Activity: Your answer must match the material exactly, line for line.
******************************
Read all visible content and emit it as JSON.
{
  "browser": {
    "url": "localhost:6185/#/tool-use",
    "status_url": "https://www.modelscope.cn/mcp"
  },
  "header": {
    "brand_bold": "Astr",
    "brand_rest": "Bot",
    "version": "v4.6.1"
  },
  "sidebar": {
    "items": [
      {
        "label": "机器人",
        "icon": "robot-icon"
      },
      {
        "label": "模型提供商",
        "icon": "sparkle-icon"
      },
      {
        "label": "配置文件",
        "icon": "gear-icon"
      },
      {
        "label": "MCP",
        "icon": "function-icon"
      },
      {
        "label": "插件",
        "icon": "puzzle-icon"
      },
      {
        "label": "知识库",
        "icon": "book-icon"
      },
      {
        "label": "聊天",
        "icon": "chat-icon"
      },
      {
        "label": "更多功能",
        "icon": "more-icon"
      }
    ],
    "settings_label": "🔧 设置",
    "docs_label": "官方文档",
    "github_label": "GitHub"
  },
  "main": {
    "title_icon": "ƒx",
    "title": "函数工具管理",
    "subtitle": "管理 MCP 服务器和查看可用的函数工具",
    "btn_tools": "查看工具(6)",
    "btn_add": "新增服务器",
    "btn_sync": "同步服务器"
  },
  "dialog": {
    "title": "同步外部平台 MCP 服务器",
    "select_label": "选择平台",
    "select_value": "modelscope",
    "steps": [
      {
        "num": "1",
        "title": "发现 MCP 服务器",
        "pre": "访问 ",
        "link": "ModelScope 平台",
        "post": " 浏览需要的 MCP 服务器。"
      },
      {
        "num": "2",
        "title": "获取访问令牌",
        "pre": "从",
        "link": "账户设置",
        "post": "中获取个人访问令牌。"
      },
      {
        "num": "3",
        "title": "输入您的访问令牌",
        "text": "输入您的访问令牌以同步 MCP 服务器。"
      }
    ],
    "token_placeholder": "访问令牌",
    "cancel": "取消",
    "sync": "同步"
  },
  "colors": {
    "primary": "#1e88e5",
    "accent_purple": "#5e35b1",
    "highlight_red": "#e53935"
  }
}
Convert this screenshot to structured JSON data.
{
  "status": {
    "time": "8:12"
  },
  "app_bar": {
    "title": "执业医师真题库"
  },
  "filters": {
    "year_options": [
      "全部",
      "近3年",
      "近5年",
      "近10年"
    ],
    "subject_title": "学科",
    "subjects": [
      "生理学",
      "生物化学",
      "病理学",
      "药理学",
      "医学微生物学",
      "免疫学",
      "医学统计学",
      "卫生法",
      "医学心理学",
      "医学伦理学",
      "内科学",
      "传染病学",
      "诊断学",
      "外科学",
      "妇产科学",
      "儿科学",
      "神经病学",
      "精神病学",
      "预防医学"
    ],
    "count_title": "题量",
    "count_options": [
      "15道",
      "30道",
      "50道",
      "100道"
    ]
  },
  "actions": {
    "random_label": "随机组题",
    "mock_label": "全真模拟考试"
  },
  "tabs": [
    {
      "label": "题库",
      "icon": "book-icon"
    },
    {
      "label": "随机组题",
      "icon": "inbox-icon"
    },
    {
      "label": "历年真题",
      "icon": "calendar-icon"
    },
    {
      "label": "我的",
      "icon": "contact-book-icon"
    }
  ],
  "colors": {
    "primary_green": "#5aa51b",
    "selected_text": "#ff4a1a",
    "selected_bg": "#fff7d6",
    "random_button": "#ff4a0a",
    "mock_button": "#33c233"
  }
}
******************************
Task solution:
Read all visible content and emit it as JSON.
{
  "browser": {
    "url": "localhost:6185/#/tool-use",
    "status_url": "https://www.modelscope.cn/mcp"
  },
  "header": {
    "brand_bold": "Astr",
    "brand_rest": "Bot",
    "version": "v4.6.1"
  },
  "sidebar": {
    "items": [
      {
        "label": "机器人",
        "icon": "robot-icon"
      },
      {
        "label": "模型提供商",
        "icon": "sparkle-icon"
      },
      {
        "label": "配置文件",
        "icon": "gear-icon"
      },
      {
        "label": "MCP",
        "icon": "function-icon"
      },
      {
        "label": "插件",
        "icon": "puzzle-icon"
      },
      {
        "label": "知识库",
        "icon": "book-icon"
      },
      {
        "label": "聊天",
        "icon": "chat-icon"
      },
      {
        "label": "更多功能",
        "icon": "more-icon"
      }
    ],
    "settings_label": "🔧 设置",
    "docs_label": "官方文档",
    "github_label": "GitHub"
  },
  "main": {
    "title_icon": "ƒx",
    "title": "函数工具管理",
    "subtitle": "管理 MCP 服务器和查看可用的函数工具",
    "btn_tools": "查看工具(6)",
    "btn_add": "新增服务器",
    "btn_sync": "同步服务器"
  },
  "dialog": {
    "title": "同步外部平台 MCP 服务器",
    "select_label": "选择平台",
    "select_value": "modelscope",
    "steps": [
      {
        "num": "1",
        "title": "发现 MCP 服务器",
        "pre": "访问 ",
        "link": "ModelScope 平台",
        "post": " 浏览需要的 MCP 服务器。"
      },
      {
        "num": "2",
        "title": "获取访问令牌",
        "pre": "从",
        "link": "账户设置",
        "post": "中获取个人访问令牌。"
      },
      {
        "num": "3",
        "title": "输入您的访问令牌",
        "text": "输入您的访问令牌以同步 MCP 服务器。"
      }
    ],
    "token_placeholder": "访问令牌",
    "cancel": "取消",
    "sync": "同步"
  },
  "colors": {
    "primary": "#1e88e5",
    "accent_purple": "#5e35b1",
    "highlight_red": "#e53935"
  }
}
Convert this screenshot to structured JSON data.
{
  "status": {
    "time": "8:12"
  },
  "app_bar": {
    "title": "执业医师真题库"
  },
  "filters": {
    "year_options": [
      "全部",
      "近3年",
      "近5年",
      "近10年"
    ],
    "subject_title": "学科",
    "subjects": [
      "生理学",
      "生物化学",
      "病理学",
      "药理学",
      "医学微生物学",
      "免疫学",
      "医学统计学",
      "卫生法",
      "医学心理学",
      "医学伦理学",
      "内科学",
      "传染病学",
      "诊断学",
      "外科学",
      "妇产科学",
      "儿科学",
      "神经病学",
      "精神病学",
      "预防医学"
    ],
    "count_title": "题量",
    "count_options": [
      "15道",
      "30道",
      "50道",
      "100道"
    ]
  },
  "actions": {
    "random_label": "随机组题",
    "mock_label": "全真模拟考试"
  },
  "tabs": [
    {
      "label": "题库",
      "icon": "book-icon"
    },
    {
      "label": "随机组题",
      "icon": "inbox-icon"
    },
    {
      "label": "历年真题",
      "icon": "calendar-icon"
    },
    {
      "label": "我的",
      "icon": "contact-book-icon"
    }
  ],
  "colors": {
    "primary_green": "#5aa51b",
    "selected_text": "#ff4a1a",
    "selected_bg": "#fff7d6",
    "random_button": "#ff4a0a",
    "mock_button": "#33c233"
  }
}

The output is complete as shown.